TASK PROMPT:
Which lines of the records contain the word "Chrome"? Show each of them.

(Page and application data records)
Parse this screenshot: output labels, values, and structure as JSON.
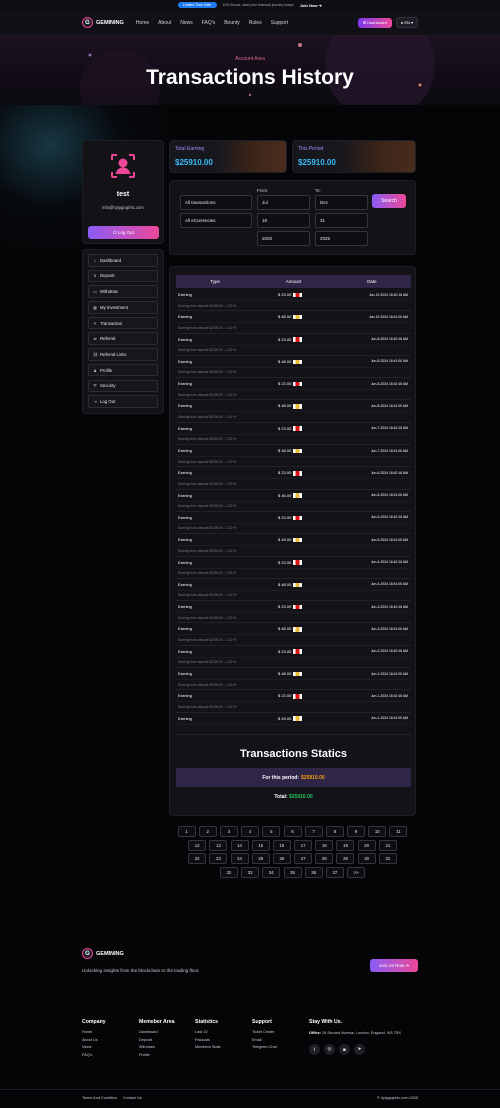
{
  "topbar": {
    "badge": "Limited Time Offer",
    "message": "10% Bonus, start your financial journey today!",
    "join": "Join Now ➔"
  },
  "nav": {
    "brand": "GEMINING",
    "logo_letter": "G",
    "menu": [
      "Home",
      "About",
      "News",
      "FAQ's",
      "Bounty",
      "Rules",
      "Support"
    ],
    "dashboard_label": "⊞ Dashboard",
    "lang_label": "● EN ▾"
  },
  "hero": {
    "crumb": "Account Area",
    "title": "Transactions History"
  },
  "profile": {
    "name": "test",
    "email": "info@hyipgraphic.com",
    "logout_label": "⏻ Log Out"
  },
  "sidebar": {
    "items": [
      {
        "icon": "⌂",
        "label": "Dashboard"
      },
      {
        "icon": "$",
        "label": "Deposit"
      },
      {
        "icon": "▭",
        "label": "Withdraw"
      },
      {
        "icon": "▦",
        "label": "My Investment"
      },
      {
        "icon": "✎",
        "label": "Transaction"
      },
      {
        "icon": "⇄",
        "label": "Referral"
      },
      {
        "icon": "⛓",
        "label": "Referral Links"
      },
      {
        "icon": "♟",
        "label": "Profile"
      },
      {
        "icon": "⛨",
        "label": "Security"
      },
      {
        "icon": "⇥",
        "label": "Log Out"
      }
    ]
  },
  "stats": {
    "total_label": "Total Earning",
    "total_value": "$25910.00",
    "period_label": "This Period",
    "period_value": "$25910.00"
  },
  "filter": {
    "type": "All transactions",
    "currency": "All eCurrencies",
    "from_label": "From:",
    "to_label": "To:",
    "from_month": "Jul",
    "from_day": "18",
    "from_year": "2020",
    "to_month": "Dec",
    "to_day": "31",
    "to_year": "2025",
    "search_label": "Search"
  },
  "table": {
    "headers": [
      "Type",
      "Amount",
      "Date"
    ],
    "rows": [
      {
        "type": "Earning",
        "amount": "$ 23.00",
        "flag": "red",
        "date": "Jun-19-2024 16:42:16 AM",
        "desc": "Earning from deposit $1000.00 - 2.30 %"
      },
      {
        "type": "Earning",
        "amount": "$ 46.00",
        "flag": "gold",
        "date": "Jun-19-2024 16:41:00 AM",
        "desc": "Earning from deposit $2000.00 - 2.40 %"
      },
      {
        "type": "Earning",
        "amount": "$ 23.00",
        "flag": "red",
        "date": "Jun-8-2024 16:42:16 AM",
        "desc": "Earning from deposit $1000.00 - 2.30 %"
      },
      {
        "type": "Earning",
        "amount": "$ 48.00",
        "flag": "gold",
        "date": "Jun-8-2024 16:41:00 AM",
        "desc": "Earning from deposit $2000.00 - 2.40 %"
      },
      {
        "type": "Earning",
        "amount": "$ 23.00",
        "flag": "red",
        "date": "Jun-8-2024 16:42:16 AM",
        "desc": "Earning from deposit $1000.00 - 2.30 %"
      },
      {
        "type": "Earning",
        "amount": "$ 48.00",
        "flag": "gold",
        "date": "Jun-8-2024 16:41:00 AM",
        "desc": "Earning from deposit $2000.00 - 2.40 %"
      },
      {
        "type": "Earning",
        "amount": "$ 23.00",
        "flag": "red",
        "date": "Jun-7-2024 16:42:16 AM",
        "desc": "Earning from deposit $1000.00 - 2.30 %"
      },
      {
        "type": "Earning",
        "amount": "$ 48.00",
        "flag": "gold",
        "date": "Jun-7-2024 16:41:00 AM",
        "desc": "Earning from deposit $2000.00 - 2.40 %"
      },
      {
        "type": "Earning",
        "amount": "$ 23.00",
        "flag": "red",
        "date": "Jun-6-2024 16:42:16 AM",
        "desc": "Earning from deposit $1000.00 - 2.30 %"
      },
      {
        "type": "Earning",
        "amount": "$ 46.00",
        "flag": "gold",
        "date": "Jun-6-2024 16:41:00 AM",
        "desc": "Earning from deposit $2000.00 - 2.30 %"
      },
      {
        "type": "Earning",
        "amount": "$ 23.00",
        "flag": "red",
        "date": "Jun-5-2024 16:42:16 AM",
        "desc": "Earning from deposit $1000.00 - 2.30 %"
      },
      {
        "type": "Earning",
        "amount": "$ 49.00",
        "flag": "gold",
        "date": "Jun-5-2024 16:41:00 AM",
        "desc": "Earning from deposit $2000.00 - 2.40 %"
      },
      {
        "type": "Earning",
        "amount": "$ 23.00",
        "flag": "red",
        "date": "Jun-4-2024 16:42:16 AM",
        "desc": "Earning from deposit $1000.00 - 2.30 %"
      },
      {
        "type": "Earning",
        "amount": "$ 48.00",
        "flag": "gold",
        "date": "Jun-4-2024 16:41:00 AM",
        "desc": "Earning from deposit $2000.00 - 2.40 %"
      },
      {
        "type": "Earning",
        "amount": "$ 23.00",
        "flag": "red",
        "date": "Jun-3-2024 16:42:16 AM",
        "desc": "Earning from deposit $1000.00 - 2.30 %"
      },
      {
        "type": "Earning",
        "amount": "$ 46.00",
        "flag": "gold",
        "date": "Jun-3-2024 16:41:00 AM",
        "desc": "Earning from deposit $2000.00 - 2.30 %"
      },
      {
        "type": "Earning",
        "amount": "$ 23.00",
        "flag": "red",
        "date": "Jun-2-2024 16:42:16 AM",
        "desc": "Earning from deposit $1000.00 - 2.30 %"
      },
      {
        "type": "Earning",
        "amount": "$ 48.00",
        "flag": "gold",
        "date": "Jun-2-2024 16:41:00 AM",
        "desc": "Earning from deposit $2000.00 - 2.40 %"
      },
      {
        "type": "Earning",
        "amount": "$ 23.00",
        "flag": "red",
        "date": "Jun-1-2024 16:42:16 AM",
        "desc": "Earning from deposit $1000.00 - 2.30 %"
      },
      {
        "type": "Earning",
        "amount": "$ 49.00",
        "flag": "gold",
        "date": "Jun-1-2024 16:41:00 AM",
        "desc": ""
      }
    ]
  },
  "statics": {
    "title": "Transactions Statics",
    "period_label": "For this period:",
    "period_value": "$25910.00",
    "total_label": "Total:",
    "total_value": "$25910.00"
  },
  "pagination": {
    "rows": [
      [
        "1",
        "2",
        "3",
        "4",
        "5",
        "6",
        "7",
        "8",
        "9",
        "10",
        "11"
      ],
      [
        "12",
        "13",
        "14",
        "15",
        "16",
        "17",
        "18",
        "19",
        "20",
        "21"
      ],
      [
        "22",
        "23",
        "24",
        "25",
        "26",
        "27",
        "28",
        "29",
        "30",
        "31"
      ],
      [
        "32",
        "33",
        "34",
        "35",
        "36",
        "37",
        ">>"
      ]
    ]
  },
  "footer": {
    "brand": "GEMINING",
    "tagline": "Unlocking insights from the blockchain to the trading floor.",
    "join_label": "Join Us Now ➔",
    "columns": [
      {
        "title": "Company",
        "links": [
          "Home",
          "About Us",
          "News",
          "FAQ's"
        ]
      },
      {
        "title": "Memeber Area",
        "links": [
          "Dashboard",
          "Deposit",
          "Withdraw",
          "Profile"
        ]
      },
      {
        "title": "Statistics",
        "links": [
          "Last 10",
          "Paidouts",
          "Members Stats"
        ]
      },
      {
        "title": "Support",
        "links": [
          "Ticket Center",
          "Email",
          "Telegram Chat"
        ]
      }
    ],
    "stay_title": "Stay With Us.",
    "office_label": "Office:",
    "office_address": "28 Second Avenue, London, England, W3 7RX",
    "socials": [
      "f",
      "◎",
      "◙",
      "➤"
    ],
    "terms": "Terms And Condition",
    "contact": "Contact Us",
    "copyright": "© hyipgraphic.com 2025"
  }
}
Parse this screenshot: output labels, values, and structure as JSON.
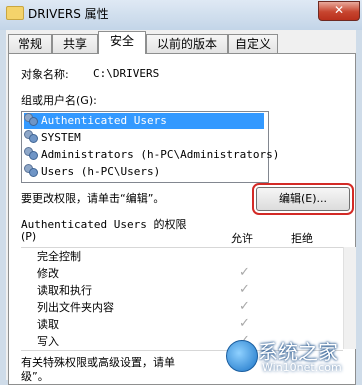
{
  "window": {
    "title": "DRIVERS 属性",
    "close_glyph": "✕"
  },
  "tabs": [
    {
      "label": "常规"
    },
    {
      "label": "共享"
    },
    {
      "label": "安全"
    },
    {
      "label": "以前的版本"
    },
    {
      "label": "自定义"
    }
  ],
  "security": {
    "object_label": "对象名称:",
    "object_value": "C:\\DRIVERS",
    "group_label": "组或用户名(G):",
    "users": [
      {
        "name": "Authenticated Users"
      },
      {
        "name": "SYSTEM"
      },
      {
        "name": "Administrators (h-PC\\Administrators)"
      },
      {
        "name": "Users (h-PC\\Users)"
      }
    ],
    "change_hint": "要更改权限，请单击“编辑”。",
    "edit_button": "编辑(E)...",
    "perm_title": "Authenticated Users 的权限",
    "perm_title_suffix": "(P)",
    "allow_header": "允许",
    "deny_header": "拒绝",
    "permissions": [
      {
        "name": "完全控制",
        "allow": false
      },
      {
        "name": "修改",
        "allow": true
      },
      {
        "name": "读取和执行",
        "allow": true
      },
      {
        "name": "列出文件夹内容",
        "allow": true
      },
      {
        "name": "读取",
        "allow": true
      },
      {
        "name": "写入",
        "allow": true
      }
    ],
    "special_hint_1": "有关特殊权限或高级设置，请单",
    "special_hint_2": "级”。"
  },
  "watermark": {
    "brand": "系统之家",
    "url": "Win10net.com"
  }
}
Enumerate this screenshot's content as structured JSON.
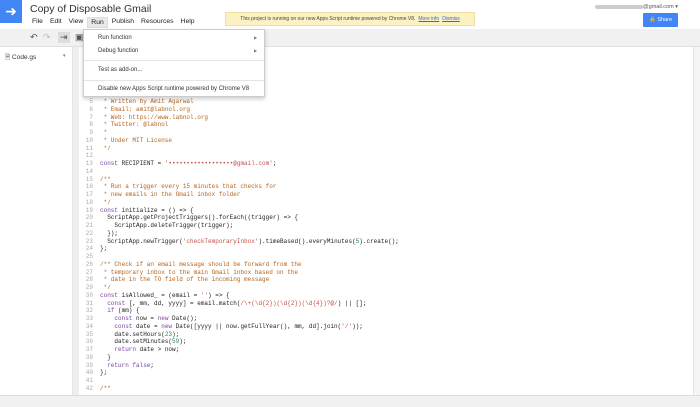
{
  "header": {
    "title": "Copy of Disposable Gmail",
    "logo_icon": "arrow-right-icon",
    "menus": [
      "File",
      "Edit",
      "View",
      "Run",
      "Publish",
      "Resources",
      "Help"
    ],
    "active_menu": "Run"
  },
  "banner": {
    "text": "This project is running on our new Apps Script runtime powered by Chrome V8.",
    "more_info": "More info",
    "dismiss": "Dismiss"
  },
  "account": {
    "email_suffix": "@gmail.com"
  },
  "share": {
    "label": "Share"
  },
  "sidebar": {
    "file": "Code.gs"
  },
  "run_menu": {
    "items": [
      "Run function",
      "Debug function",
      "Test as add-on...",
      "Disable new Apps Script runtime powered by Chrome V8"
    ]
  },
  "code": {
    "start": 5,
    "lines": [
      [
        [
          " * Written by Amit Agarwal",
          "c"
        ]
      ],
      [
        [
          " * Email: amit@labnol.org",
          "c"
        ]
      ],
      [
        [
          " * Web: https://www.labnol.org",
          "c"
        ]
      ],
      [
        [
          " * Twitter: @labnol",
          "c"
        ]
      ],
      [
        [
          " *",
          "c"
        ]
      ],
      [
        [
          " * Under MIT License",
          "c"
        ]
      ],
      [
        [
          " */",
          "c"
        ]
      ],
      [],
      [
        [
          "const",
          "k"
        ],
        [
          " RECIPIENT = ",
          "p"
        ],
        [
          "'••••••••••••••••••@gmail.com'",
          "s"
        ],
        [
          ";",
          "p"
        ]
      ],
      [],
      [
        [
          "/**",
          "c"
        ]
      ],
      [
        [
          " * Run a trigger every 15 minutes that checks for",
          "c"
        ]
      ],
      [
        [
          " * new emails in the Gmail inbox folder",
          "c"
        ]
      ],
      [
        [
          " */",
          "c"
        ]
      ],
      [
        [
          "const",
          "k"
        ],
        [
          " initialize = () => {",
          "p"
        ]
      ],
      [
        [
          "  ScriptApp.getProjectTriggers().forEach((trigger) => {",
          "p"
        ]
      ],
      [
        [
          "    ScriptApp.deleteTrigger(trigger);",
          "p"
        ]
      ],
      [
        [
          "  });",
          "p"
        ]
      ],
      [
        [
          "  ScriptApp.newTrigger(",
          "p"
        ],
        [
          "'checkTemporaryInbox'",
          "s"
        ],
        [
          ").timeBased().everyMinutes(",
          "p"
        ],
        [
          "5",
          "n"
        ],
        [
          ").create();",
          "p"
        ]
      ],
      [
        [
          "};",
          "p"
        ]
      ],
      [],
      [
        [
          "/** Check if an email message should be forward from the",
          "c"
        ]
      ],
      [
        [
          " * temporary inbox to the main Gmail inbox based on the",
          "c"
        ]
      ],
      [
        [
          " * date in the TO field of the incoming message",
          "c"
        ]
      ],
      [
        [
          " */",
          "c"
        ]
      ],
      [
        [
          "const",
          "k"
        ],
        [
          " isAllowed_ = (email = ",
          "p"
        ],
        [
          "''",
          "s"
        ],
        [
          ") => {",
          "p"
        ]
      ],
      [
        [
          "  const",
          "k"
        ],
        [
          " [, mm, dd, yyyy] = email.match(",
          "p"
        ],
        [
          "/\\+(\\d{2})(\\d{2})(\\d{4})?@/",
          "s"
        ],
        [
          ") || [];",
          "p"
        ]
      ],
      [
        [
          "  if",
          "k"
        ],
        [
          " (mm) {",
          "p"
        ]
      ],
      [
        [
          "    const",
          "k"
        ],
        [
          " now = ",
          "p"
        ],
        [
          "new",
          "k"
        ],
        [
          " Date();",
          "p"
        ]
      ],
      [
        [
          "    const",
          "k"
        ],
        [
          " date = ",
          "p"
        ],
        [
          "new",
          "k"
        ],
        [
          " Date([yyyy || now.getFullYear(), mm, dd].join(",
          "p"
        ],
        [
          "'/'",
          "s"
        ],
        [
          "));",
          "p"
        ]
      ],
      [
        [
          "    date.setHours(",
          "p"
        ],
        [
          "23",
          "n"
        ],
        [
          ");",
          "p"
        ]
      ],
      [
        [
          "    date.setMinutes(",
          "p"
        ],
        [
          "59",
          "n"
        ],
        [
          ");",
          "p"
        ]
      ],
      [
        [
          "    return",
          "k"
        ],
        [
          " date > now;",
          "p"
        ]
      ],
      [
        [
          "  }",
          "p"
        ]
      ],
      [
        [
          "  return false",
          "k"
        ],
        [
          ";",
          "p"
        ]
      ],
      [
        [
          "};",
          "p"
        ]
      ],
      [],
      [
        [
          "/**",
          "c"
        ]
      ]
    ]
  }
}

ANSWER TO THE PROBLEM:
    "text": "This project is running on our new Apps Script runtime powered by Chrome V8.",
      "Disable new Apps Script runtime powered by Chrome V8"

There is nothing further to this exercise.